In fact, a study conducted by Sumpto, a marketing company that surveys 50,000 influential college students on social media (as described by renowned business website, Business Insider, who have also quoted the study) shows that 58% of US college students would likely purchase a product from a brand that sent them a Snapchat coupon. The same study also indicates that 67% of the college students would most want to receive brand promotions on Snapchat. It is therefore not surprising to find that brands like Taco Bell, MTV UK, and 16 Handles have already effectively executed Snapchat-based coupon campaigns.

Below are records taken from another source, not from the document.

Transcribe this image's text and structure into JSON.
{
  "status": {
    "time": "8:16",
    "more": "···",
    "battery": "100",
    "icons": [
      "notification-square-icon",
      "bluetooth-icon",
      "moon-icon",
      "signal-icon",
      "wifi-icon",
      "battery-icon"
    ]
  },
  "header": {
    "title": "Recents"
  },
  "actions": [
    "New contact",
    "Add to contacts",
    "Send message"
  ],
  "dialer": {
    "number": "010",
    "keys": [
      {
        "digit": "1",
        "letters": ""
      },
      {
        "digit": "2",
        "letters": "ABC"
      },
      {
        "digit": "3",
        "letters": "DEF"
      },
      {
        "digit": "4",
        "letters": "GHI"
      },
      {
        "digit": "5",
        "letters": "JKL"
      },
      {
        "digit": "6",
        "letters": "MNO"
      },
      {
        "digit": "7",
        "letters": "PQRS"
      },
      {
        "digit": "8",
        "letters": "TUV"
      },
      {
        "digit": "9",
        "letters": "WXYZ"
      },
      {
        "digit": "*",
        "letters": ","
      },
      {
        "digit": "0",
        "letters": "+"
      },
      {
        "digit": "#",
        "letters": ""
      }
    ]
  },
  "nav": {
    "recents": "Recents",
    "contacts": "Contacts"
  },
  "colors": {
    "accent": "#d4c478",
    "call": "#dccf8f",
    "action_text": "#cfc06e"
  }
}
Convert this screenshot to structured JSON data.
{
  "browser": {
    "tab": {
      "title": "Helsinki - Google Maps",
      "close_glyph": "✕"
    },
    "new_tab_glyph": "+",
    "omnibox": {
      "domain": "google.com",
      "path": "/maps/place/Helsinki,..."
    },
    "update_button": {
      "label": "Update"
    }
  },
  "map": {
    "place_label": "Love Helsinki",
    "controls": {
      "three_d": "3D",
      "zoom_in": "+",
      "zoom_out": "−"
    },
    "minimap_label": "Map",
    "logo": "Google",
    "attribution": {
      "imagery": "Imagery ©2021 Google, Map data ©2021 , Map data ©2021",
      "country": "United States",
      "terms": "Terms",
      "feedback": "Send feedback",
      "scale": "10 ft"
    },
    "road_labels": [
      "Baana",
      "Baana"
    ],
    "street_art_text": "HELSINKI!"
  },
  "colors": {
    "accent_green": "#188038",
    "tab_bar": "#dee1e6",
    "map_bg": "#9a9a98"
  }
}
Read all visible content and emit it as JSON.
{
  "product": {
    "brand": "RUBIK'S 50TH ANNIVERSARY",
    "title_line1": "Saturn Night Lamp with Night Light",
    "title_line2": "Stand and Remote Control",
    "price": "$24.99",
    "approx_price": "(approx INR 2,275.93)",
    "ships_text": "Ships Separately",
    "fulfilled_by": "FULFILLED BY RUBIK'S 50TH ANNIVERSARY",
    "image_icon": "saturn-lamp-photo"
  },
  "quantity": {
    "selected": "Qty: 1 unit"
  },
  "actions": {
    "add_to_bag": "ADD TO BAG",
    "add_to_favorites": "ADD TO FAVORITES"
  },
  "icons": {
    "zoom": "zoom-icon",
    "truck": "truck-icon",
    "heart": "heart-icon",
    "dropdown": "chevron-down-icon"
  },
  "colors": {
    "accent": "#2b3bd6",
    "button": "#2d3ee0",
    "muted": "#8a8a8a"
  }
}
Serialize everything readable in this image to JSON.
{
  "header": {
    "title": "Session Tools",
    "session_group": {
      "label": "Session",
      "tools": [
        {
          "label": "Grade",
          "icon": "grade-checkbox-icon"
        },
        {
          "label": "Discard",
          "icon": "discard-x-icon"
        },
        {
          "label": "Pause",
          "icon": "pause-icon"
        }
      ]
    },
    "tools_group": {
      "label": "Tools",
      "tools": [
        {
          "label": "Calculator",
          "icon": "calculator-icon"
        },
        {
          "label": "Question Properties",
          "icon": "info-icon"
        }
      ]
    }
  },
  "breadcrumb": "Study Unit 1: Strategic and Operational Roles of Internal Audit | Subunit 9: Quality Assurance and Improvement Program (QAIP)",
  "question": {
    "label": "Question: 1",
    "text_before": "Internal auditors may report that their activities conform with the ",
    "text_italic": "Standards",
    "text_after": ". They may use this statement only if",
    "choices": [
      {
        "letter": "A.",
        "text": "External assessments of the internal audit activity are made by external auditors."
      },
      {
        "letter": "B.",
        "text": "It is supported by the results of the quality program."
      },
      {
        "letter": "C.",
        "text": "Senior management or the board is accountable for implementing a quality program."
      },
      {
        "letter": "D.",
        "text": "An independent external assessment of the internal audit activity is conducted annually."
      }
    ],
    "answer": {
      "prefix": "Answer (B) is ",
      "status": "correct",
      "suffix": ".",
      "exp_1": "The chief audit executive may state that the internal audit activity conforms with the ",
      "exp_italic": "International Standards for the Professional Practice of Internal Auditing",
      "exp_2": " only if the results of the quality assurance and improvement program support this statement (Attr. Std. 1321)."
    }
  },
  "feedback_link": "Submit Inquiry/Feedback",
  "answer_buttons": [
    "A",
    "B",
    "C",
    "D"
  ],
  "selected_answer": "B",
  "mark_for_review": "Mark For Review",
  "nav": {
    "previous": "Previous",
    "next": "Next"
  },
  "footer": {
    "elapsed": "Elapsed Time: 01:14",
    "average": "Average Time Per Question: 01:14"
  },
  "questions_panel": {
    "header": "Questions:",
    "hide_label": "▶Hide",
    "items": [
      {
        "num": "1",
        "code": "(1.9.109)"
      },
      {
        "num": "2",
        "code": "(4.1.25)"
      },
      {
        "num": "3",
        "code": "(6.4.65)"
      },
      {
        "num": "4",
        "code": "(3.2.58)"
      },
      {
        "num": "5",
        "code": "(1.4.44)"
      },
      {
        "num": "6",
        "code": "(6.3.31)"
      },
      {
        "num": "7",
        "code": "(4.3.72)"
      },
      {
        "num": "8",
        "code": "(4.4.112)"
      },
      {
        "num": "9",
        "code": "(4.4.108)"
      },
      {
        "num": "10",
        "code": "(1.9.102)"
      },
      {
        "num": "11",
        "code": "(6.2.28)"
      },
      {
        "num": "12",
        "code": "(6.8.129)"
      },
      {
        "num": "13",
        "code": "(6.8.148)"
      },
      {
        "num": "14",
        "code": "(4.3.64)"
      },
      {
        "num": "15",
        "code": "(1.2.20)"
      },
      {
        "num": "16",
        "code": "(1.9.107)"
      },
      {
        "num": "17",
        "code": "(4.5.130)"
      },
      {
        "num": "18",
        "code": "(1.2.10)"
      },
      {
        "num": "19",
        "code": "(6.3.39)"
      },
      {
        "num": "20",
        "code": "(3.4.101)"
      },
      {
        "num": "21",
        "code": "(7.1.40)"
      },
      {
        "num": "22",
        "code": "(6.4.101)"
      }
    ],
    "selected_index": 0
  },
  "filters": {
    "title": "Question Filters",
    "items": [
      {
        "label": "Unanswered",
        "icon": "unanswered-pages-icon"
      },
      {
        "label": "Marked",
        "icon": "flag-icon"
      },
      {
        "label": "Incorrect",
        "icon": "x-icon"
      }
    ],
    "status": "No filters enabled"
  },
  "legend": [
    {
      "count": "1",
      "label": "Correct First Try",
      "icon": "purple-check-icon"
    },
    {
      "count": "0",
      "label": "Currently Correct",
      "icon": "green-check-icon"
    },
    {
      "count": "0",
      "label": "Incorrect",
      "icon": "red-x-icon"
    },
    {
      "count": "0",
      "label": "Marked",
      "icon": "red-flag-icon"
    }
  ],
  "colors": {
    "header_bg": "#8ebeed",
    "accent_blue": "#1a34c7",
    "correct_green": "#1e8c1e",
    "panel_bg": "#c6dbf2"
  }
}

There were two missing links for commerce to be viable on Snapchat: payment processing and a checkout process. The former seems to be ready for integration with Snapcash.The latter is simple enough for the Snapchat team to develop. Thusly, Snapchat might lead the way in what could be dubbed “the new e-commerce", Ephemeral Commerce. Perhaps it would be centered on the concept of taking advantage of a deal and clicking "buy" within ten seconds or the deal disappears forever. There are, of course, many wrinkles to be ironed out before such an idea becomes a reality but the foundation for it already exists.
The GCC market could be a perfect fit for ephemeral commerce. The GCC has a young population (54% of the population are under the age of 25) that is heavily engaged with social technology and e-commerce. In addition, relative to the Middle East in general, the GCC has an above average consumer purchasing power.These factors have made the Gulf an enticing opportunity for discount- deal startups such as Yabila (Kuwait) and, more importantly, Groupon (Dubai). Groupon is a group discount website based in Chicago. Groupon launched in the Emirates in mid-2011, and has been growing exponentially in that market ever since. Groupon's success in the Gulf will encourage other deal-based startups to launch in the region. As such, if an existing ephemeral messaging giant like Snapchat develops an ephemeral commerce application, the GCC can be a market in which the concept can thrive vastly.
If electronic commerce is seamlessly integrated with ephemeral messaging, it could create a new exciting angle for varying fields and activities in commerce. Effectively, such a move could cement ephemeral messaging in the technology framework for many generations to come.
Whether it is in commerce, marketing, communication, or otherwise, ephemeral messaging has the potential to disrupt existing fields of technology. Industry giants are beginning to fully understand that potential. It is not a hidden fact that in late 2013, Spiegel had a closed-door meeting with Mark Zuckerberg, CEO of Facebook. Zuck, as he is commonly nicknamed, made Spiegel a $3 billion cash offer for Snapchat. Spiegel turned down the offer. Had he said yes, he would have netted $750 million in cash at the age of 22. It takes more than guts to turn down such an offer; it takes remarkably firm conviction in the future of your technology, supported by a plethora of data and quantitative analyses.
To most aptly conclude: ephemeral messaging isn't disappearing anytime soon.
Hashim Bahbahani is the co-founder and CEO of Yazli, a mobile commerce application for independent sellers in Kuwait. Hashim's main interest are in technology startups and venture capital. He is also a regular contributor for StartupQ8.com, an online community in Kuwait.
Artwork: Lulwah Al-Homoud